**WORK REQUIRED**. Set down every entry exactly as it was written.

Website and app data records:
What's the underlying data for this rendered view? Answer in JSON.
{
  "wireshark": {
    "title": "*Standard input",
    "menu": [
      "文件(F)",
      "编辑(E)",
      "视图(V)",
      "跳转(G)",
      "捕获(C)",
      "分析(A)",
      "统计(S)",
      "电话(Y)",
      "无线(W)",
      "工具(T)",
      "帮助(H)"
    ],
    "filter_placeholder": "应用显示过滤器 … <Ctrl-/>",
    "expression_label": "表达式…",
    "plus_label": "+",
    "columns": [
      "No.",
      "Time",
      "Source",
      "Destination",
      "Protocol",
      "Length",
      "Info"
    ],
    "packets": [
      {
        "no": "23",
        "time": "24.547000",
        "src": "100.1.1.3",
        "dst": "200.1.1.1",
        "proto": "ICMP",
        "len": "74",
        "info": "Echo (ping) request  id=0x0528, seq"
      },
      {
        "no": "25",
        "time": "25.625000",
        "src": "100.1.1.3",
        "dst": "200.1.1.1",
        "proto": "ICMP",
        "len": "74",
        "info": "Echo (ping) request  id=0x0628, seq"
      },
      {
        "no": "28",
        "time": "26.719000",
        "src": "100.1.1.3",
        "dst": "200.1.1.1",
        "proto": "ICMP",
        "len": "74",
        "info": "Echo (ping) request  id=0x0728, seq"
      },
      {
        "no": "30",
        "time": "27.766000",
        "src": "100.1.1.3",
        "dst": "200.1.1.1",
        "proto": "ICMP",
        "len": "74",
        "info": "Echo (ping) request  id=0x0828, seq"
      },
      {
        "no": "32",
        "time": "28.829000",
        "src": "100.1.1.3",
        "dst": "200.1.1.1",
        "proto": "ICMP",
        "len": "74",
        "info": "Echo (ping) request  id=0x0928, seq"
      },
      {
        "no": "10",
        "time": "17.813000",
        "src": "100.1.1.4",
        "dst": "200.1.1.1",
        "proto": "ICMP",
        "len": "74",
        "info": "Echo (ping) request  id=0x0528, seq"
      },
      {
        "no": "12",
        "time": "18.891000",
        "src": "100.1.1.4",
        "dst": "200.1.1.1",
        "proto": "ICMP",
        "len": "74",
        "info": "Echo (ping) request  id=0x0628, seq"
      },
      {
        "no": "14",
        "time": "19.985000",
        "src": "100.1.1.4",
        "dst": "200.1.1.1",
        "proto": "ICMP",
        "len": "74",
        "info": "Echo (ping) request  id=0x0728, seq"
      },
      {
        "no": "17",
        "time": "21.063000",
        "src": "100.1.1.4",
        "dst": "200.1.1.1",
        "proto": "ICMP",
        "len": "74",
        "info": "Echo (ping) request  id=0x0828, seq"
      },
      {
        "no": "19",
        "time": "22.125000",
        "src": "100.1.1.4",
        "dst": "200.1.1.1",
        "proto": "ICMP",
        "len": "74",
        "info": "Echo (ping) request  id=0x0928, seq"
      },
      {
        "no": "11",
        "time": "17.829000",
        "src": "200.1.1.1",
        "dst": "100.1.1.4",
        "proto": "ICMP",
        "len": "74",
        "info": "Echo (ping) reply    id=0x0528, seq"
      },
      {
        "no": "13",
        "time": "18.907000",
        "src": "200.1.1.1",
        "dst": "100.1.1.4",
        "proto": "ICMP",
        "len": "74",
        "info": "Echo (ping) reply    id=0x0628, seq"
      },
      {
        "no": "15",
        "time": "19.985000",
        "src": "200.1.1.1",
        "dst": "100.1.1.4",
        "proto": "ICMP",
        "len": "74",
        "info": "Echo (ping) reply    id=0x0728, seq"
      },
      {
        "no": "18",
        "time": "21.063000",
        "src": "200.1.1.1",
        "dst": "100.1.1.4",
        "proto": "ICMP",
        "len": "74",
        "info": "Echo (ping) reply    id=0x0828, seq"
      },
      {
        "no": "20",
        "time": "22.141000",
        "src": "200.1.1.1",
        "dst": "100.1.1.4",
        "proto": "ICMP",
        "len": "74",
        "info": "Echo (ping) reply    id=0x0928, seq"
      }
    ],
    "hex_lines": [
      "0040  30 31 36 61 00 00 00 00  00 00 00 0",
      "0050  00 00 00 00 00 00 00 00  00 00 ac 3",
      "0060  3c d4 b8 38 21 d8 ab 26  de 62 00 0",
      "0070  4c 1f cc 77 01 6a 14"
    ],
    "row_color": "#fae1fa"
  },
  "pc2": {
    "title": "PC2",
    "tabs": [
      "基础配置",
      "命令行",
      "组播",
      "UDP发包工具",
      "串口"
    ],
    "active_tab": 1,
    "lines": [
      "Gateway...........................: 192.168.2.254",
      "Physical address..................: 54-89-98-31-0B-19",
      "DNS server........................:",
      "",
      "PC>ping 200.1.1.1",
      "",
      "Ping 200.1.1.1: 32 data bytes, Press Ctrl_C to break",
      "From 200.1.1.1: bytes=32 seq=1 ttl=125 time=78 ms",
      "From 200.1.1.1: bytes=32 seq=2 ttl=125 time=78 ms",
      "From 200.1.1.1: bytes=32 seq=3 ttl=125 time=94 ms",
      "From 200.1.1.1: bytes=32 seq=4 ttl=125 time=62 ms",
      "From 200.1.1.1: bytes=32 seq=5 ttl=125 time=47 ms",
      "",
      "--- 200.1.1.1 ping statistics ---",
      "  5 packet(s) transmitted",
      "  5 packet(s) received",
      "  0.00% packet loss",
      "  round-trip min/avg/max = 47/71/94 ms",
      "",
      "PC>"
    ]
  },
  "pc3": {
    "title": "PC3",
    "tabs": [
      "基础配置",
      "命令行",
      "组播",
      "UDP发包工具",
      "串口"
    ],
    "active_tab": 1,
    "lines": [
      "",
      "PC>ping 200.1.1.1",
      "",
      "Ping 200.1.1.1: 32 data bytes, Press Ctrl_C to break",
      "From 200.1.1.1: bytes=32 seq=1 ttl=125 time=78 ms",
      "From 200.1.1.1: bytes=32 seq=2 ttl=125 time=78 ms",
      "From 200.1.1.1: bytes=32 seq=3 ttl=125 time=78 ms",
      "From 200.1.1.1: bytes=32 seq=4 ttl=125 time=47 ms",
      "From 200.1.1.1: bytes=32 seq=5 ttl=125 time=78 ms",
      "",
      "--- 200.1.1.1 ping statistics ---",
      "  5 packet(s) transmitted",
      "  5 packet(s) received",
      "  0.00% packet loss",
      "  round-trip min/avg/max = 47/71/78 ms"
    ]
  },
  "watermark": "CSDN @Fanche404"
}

**COMPLETED TASK**.
What's the underlying data for this rendered view? Answer in JSON.
{
  "wireshark": {
    "title": "*Standard input",
    "menu": [
      "文件(F)",
      "编辑(E)",
      "视图(V)",
      "跳转(G)",
      "捕获(C)",
      "分析(A)",
      "统计(S)",
      "电话(Y)",
      "无线(W)",
      "工具(T)",
      "帮助(H)"
    ],
    "filter_placeholder": "应用显示过滤器 … <Ctrl-/>",
    "expression_label": "表达式…",
    "plus_label": "+",
    "columns": [
      "No.",
      "Time",
      "Source",
      "Destination",
      "Protocol",
      "Length",
      "Info"
    ],
    "packets": [
      {
        "no": "23",
        "time": "24.547000",
        "src": "100.1.1.3",
        "dst": "200.1.1.1",
        "proto": "ICMP",
        "len": "74",
        "info": "Echo (ping) request  id=0x0528, seq"
      },
      {
        "no": "25",
        "time": "25.625000",
        "src": "100.1.1.3",
        "dst": "200.1.1.1",
        "proto": "ICMP",
        "len": "74",
        "info": "Echo (ping) request  id=0x0628, seq"
      },
      {
        "no": "28",
        "time": "26.719000",
        "src": "100.1.1.3",
        "dst": "200.1.1.1",
        "proto": "ICMP",
        "len": "74",
        "info": "Echo (ping) request  id=0x0728, seq"
      },
      {
        "no": "30",
        "time": "27.766000",
        "src": "100.1.1.3",
        "dst": "200.1.1.1",
        "proto": "ICMP",
        "len": "74",
        "info": "Echo (ping) request  id=0x0828, seq"
      },
      {
        "no": "32",
        "time": "28.829000",
        "src": "100.1.1.3",
        "dst": "200.1.1.1",
        "proto": "ICMP",
        "len": "74",
        "info": "Echo (ping) request  id=0x0928, seq"
      },
      {
        "no": "10",
        "time": "17.813000",
        "src": "100.1.1.4",
        "dst": "200.1.1.1",
        "proto": "ICMP",
        "len": "74",
        "info": "Echo (ping) request  id=0x0528, seq"
      },
      {
        "no": "12",
        "time": "18.891000",
        "src": "100.1.1.4",
        "dst": "200.1.1.1",
        "proto": "ICMP",
        "len": "74",
        "info": "Echo (ping) request  id=0x0628, seq"
      },
      {
        "no": "14",
        "time": "19.985000",
        "src": "100.1.1.4",
        "dst": "200.1.1.1",
        "proto": "ICMP",
        "len": "74",
        "info": "Echo (ping) request  id=0x0728, seq"
      },
      {
        "no": "17",
        "time": "21.063000",
        "src": "100.1.1.4",
        "dst": "200.1.1.1",
        "proto": "ICMP",
        "len": "74",
        "info": "Echo (ping) request  id=0x0828, seq"
      },
      {
        "no": "19",
        "time": "22.125000",
        "src": "100.1.1.4",
        "dst": "200.1.1.1",
        "proto": "ICMP",
        "len": "74",
        "info": "Echo (ping) request  id=0x0928, seq"
      },
      {
        "no": "11",
        "time": "17.829000",
        "src": "200.1.1.1",
        "dst": "100.1.1.4",
        "proto": "ICMP",
        "len": "74",
        "info": "Echo (ping) reply    id=0x0528, seq"
      },
      {
        "no": "13",
        "time": "18.907000",
        "src": "200.1.1.1",
        "dst": "100.1.1.4",
        "proto": "ICMP",
        "len": "74",
        "info": "Echo (ping) reply    id=0x0628, seq"
      },
      {
        "no": "15",
        "time": "19.985000",
        "src": "200.1.1.1",
        "dst": "100.1.1.4",
        "proto": "ICMP",
        "len": "74",
        "info": "Echo (ping) reply    id=0x0728, seq"
      },
      {
        "no": "18",
        "time": "21.063000",
        "src": "200.1.1.1",
        "dst": "100.1.1.4",
        "proto": "ICMP",
        "len": "74",
        "info": "Echo (ping) reply    id=0x0828, seq"
      },
      {
        "no": "20",
        "time": "22.141000",
        "src": "200.1.1.1",
        "dst": "100.1.1.4",
        "proto": "ICMP",
        "len": "74",
        "info": "Echo (ping) reply    id=0x0928, seq"
      }
    ],
    "hex_lines": [
      "0040  30 31 36 61 00 00 00 00  00 00 00 0",
      "0050  00 00 00 00 00 00 00 00  00 00 ac 3",
      "0060  3c d4 b8 38 21 d8 ab 26  de 62 00 0",
      "0070  4c 1f cc 77 01 6a 14"
    ],
    "row_color": "#fae1fa"
  },
  "pc2": {
    "title": "PC2",
    "tabs": [
      "基础配置",
      "命令行",
      "组播",
      "UDP发包工具",
      "串口"
    ],
    "active_tab": 1,
    "lines": [
      "Gateway...........................: 192.168.2.254",
      "Physical address..................: 54-89-98-31-0B-19",
      "DNS server........................:",
      "",
      "PC>ping 200.1.1.1",
      "",
      "Ping 200.1.1.1: 32 data bytes, Press Ctrl_C to break",
      "From 200.1.1.1: bytes=32 seq=1 ttl=125 time=78 ms",
      "From 200.1.1.1: bytes=32 seq=2 ttl=125 time=78 ms",
      "From 200.1.1.1: bytes=32 seq=3 ttl=125 time=94 ms",
      "From 200.1.1.1: bytes=32 seq=4 ttl=125 time=62 ms",
      "From 200.1.1.1: bytes=32 seq=5 ttl=125 time=47 ms",
      "",
      "--- 200.1.1.1 ping statistics ---",
      "  5 packet(s) transmitted",
      "  5 packet(s) received",
      "  0.00% packet loss",
      "  round-trip min/avg/max = 47/71/94 ms",
      "",
      "PC>"
    ]
  },
  "pc3": {
    "title": "PC3",
    "tabs": [
      "基础配置",
      "命令行",
      "组播",
      "UDP发包工具",
      "串口"
    ],
    "active_tab": 1,
    "lines": [
      "",
      "PC>ping 200.1.1.1",
      "",
      "Ping 200.1.1.1: 32 data bytes, Press Ctrl_C to break",
      "From 200.1.1.1: bytes=32 seq=1 ttl=125 time=78 ms",
      "From 200.1.1.1: bytes=32 seq=2 ttl=125 time=78 ms",
      "From 200.1.1.1: bytes=32 seq=3 ttl=125 time=78 ms",
      "From 200.1.1.1: bytes=32 seq=4 ttl=125 time=47 ms",
      "From 200.1.1.1: bytes=32 seq=5 ttl=125 time=78 ms",
      "",
      "--- 200.1.1.1 ping statistics ---",
      "  5 packet(s) transmitted",
      "  5 packet(s) received",
      "  0.00% packet loss",
      "  round-trip min/avg/max = 47/71/78 ms"
    ]
  },
  "watermark": "CSDN @Fanche404"
}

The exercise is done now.